WHAT IS NEEDED:
The expected output is every entry, copied exactly.

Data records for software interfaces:

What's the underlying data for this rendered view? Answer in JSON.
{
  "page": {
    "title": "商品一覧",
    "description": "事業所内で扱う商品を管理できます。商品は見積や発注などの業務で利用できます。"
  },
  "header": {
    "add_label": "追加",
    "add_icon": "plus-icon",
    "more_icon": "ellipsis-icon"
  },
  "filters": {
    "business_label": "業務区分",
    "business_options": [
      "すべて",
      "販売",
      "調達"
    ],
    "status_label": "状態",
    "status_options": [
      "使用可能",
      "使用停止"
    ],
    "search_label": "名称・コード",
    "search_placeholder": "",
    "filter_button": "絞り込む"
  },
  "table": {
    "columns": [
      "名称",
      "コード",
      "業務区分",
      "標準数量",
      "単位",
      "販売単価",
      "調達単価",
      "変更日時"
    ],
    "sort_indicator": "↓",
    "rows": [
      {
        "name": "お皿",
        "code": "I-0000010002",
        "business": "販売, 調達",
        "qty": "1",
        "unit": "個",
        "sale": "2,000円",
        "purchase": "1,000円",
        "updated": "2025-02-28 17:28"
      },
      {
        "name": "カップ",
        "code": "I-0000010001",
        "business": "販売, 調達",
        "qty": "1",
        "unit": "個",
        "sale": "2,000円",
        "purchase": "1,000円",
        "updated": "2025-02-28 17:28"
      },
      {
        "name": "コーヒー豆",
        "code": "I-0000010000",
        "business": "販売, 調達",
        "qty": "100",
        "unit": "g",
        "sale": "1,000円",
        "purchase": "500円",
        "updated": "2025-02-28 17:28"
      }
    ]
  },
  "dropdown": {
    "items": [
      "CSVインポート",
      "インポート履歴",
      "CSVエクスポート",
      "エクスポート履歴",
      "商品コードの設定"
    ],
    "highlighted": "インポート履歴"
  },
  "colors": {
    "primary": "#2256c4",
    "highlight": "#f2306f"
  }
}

REPLY:
What's the underlying data for this rendered view? Answer in JSON.
{
  "page": {
    "title": "商品一覧",
    "description": "事業所内で扱う商品を管理できます。商品は見積や発注などの業務で利用できます。"
  },
  "header": {
    "add_label": "追加",
    "add_icon": "plus-icon",
    "more_icon": "ellipsis-icon"
  },
  "filters": {
    "business_label": "業務区分",
    "business_options": [
      "すべて",
      "販売",
      "調達"
    ],
    "status_label": "状態",
    "status_options": [
      "使用可能",
      "使用停止"
    ],
    "search_label": "名称・コード",
    "search_placeholder": "",
    "filter_button": "絞り込む"
  },
  "table": {
    "columns": [
      "名称",
      "コード",
      "業務区分",
      "標準数量",
      "単位",
      "販売単価",
      "調達単価",
      "変更日時"
    ],
    "sort_indicator": "↓",
    "rows": [
      {
        "name": "お皿",
        "code": "I-0000010002",
        "business": "販売, 調達",
        "qty": "1",
        "unit": "個",
        "sale": "2,000円",
        "purchase": "1,000円",
        "updated": "2025-02-28 17:28"
      },
      {
        "name": "カップ",
        "code": "I-0000010001",
        "business": "販売, 調達",
        "qty": "1",
        "unit": "個",
        "sale": "2,000円",
        "purchase": "1,000円",
        "updated": "2025-02-28 17:28"
      },
      {
        "name": "コーヒー豆",
        "code": "I-0000010000",
        "business": "販売, 調達",
        "qty": "100",
        "unit": "g",
        "sale": "1,000円",
        "purchase": "500円",
        "updated": "2025-02-28 17:28"
      }
    ]
  },
  "dropdown": {
    "items": [
      "CSVインポート",
      "インポート履歴",
      "CSVエクスポート",
      "エクスポート履歴",
      "商品コードの設定"
    ],
    "highlighted": "インポート履歴"
  },
  "colors": {
    "primary": "#2256c4",
    "highlight": "#f2306f"
  }
}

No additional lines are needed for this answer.